### WHAT THE EXERCISE ASKS
Copy the records below word for word, leaving out nothing.
------ EXTRACTED INFORMATION ------
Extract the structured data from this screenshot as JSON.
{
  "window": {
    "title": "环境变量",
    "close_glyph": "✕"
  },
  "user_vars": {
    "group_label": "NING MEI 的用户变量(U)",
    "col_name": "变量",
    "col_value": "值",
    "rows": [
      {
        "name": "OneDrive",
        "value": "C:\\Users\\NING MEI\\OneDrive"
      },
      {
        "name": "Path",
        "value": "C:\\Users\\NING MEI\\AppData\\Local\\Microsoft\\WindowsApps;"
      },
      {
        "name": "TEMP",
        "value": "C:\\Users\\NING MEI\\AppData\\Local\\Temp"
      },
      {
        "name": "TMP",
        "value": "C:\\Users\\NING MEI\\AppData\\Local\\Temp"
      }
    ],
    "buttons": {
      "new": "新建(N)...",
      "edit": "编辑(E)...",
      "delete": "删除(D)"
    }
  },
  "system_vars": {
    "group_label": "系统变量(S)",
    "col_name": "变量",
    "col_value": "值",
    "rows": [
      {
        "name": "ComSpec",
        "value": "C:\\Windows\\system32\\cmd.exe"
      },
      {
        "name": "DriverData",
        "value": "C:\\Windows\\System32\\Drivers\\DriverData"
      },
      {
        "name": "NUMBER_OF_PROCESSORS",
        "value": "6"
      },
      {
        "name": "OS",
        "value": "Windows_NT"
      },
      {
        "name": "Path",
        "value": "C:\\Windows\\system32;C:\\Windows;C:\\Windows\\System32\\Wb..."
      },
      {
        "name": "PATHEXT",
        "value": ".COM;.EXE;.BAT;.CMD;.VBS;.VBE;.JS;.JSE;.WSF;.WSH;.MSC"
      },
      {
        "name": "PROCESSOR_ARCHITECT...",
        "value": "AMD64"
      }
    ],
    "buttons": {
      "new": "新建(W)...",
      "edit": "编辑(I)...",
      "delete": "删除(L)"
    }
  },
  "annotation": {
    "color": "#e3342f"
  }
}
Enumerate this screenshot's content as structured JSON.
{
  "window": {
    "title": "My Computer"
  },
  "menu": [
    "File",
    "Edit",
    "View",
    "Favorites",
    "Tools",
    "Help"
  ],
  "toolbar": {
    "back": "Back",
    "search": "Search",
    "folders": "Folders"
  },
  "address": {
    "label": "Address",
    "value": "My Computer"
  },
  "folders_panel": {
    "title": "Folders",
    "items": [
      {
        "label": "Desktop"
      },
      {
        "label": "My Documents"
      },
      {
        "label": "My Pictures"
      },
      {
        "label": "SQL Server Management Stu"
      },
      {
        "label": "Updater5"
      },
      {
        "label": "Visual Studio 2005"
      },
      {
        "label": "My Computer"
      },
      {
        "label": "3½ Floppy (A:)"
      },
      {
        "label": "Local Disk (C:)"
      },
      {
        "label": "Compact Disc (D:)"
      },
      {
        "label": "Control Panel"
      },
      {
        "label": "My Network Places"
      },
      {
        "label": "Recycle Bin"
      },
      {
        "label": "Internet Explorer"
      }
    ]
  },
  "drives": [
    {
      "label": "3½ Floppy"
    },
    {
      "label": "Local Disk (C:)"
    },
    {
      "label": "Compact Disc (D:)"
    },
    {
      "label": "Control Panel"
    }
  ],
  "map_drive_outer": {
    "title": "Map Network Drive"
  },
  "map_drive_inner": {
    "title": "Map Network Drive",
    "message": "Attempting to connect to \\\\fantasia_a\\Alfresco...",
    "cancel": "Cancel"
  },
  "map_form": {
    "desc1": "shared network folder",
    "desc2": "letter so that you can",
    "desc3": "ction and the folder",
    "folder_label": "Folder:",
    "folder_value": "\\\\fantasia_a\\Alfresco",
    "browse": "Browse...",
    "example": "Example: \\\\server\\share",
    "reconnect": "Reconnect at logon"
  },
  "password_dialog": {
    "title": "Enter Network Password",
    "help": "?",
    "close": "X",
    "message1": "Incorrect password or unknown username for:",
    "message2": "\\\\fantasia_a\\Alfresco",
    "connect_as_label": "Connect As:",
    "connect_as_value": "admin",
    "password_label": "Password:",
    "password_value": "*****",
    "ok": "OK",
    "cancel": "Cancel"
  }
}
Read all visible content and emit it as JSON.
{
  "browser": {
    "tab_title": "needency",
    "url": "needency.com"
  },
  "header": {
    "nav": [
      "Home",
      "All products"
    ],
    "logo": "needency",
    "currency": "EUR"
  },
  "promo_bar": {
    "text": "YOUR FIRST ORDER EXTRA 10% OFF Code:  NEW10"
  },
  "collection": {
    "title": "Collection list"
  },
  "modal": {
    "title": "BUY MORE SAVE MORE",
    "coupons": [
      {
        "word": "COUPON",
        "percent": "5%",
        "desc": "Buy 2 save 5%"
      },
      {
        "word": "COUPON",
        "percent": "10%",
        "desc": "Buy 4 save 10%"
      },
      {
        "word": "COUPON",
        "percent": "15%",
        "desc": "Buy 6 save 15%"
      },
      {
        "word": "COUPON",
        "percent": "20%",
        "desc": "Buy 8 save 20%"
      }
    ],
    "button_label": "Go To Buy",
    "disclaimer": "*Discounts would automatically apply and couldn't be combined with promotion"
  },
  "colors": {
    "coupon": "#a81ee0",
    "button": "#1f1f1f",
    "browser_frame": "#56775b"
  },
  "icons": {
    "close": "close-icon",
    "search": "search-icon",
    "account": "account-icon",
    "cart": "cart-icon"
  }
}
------
### RESULT OF THIS EXERCISE
Extract the structured data from this screenshot as JSON.
{
  "window": {
    "title": "环境变量",
    "close_glyph": "✕"
  },
  "user_vars": {
    "group_label": "NING MEI 的用户变量(U)",
    "col_name": "变量",
    "col_value": "值",
    "rows": [
      {
        "name": "OneDrive",
        "value": "C:\\Users\\NING MEI\\OneDrive"
      },
      {
        "name": "Path",
        "value": "C:\\Users\\NING MEI\\AppData\\Local\\Microsoft\\WindowsApps;"
      },
      {
        "name": "TEMP",
        "value": "C:\\Users\\NING MEI\\AppData\\Local\\Temp"
      },
      {
        "name": "TMP",
        "value": "C:\\Users\\NING MEI\\AppData\\Local\\Temp"
      }
    ],
    "buttons": {
      "new": "新建(N)...",
      "edit": "编辑(E)...",
      "delete": "删除(D)"
    }
  },
  "system_vars": {
    "group_label": "系统变量(S)",
    "col_name": "变量",
    "col_value": "值",
    "rows": [
      {
        "name": "ComSpec",
        "value": "C:\\Windows\\system32\\cmd.exe"
      },
      {
        "name": "DriverData",
        "value": "C:\\Windows\\System32\\Drivers\\DriverData"
      },
      {
        "name": "NUMBER_OF_PROCESSORS",
        "value": "6"
      },
      {
        "name": "OS",
        "value": "Windows_NT"
      },
      {
        "name": "Path",
        "value": "C:\\Windows\\system32;C:\\Windows;C:\\Windows\\System32\\Wb..."
      },
      {
        "name": "PATHEXT",
        "value": ".COM;.EXE;.BAT;.CMD;.VBS;.VBE;.JS;.JSE;.WSF;.WSH;.MSC"
      },
      {
        "name": "PROCESSOR_ARCHITECT...",
        "value": "AMD64"
      }
    ],
    "buttons": {
      "new": "新建(W)...",
      "edit": "编辑(I)...",
      "delete": "删除(L)"
    }
  },
  "annotation": {
    "color": "#e3342f"
  }
}
Enumerate this screenshot's content as structured JSON.
{
  "window": {
    "title": "My Computer"
  },
  "menu": [
    "File",
    "Edit",
    "View",
    "Favorites",
    "Tools",
    "Help"
  ],
  "toolbar": {
    "back": "Back",
    "search": "Search",
    "folders": "Folders"
  },
  "address": {
    "label": "Address",
    "value": "My Computer"
  },
  "folders_panel": {
    "title": "Folders",
    "items": [
      {
        "label": "Desktop"
      },
      {
        "label": "My Documents"
      },
      {
        "label": "My Pictures"
      },
      {
        "label": "SQL Server Management Stu"
      },
      {
        "label": "Updater5"
      },
      {
        "label": "Visual Studio 2005"
      },
      {
        "label": "My Computer"
      },
      {
        "label": "3½ Floppy (A:)"
      },
      {
        "label": "Local Disk (C:)"
      },
      {
        "label": "Compact Disc (D:)"
      },
      {
        "label": "Control Panel"
      },
      {
        "label": "My Network Places"
      },
      {
        "label": "Recycle Bin"
      },
      {
        "label": "Internet Explorer"
      }
    ]
  },
  "drives": [
    {
      "label": "3½ Floppy"
    },
    {
      "label": "Local Disk (C:)"
    },
    {
      "label": "Compact Disc (D:)"
    },
    {
      "label": "Control Panel"
    }
  ],
  "map_drive_outer": {
    "title": "Map Network Drive"
  },
  "map_drive_inner": {
    "title": "Map Network Drive",
    "message": "Attempting to connect to \\\\fantasia_a\\Alfresco...",
    "cancel": "Cancel"
  },
  "map_form": {
    "desc1": "shared network folder",
    "desc2": "letter so that you can",
    "desc3": "ction and the folder",
    "folder_label": "Folder:",
    "folder_value": "\\\\fantasia_a\\Alfresco",
    "browse": "Browse...",
    "example": "Example: \\\\server\\share",
    "reconnect": "Reconnect at logon"
  },
  "password_dialog": {
    "title": "Enter Network Password",
    "help": "?",
    "close": "X",
    "message1": "Incorrect password or unknown username for:",
    "message2": "\\\\fantasia_a\\Alfresco",
    "connect_as_label": "Connect As:",
    "connect_as_value": "admin",
    "password_label": "Password:",
    "password_value": "*****",
    "ok": "OK",
    "cancel": "Cancel"
  }
}
Read all visible content and emit it as JSON.
{
  "browser": {
    "tab_title": "needency",
    "url": "needency.com"
  },
  "header": {
    "nav": [
      "Home",
      "All products"
    ],
    "logo": "needency",
    "currency": "EUR"
  },
  "promo_bar": {
    "text": "YOUR FIRST ORDER EXTRA 10% OFF Code:  NEW10"
  },
  "collection": {
    "title": "Collection list"
  },
  "modal": {
    "title": "BUY MORE SAVE MORE",
    "coupons": [
      {
        "word": "COUPON",
        "percent": "5%",
        "desc": "Buy 2 save 5%"
      },
      {
        "word": "COUPON",
        "percent": "10%",
        "desc": "Buy 4 save 10%"
      },
      {
        "word": "COUPON",
        "percent": "15%",
        "desc": "Buy 6 save 15%"
      },
      {
        "word": "COUPON",
        "percent": "20%",
        "desc": "Buy 8 save 20%"
      }
    ],
    "button_label": "Go To Buy",
    "disclaimer": "*Discounts would automatically apply and couldn't be combined with promotion"
  },
  "colors": {
    "coupon": "#a81ee0",
    "button": "#1f1f1f",
    "browser_frame": "#56775b"
  },
  "icons": {
    "close": "close-icon",
    "search": "search-icon",
    "account": "account-icon",
    "cart": "cart-icon"
  }
}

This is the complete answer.